· All (or in the case of some trusts, a majority of) trustees must consent in writing to the contract before entering into contracts on behalf of a trust. If there is no prior written authority (usually in the form of a resolution), the contract will be void;
· A void contract cannot be rectified by ratification (i.e. the remaining trustees can’t approve, and thereby resurrect, a void contract after it has been signed).
This was confirmed by our Supreme Court of Appeal in the case of Thorpe and Others v Trittenwein and Another 2007 (2) SA 172 (SCA). In this case one trustee (who was also the founder and a beneficiary of a trust) signed a sale agreement for the purchase of land without the prior written authority of the other trustees. The other trustees subsequently ratified the first trustee’s act but the Court held that this was not possible and the seller was free to sell to someone else.
Trustees can only exercise a power if that power is given to them in the trust deed. If, for example, the trust deed doesn’t give the trustees the power to buy and sell property, a unanimous resolution of trustees to do so doesn’t cure this defect and the agreement will still be void.

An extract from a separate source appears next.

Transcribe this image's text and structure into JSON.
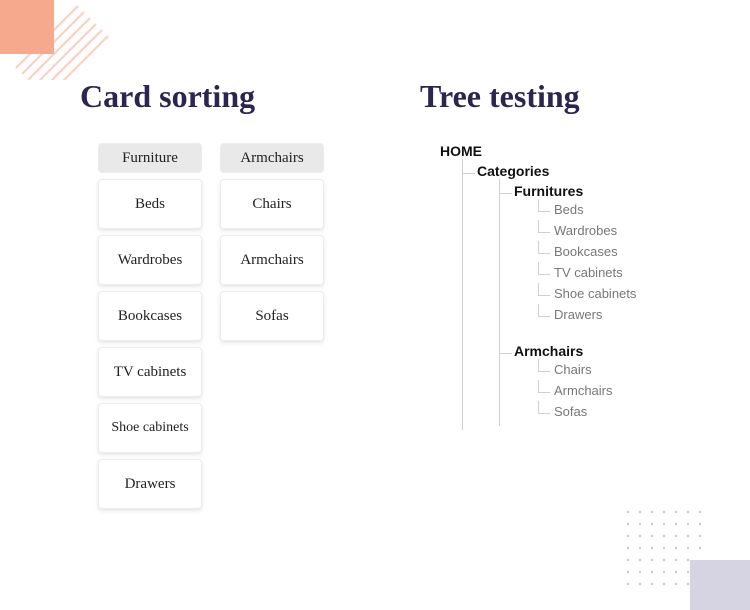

So, if you are about to enter into a contract with a trust, make sure that the trust deed gives the trustees the authority to contract with you, satisfy yourself that the trustees are who they claim to be (see latest Letters of Authority for the trust) and ensure that an appropriate resolution is in place, signed by all the trustees.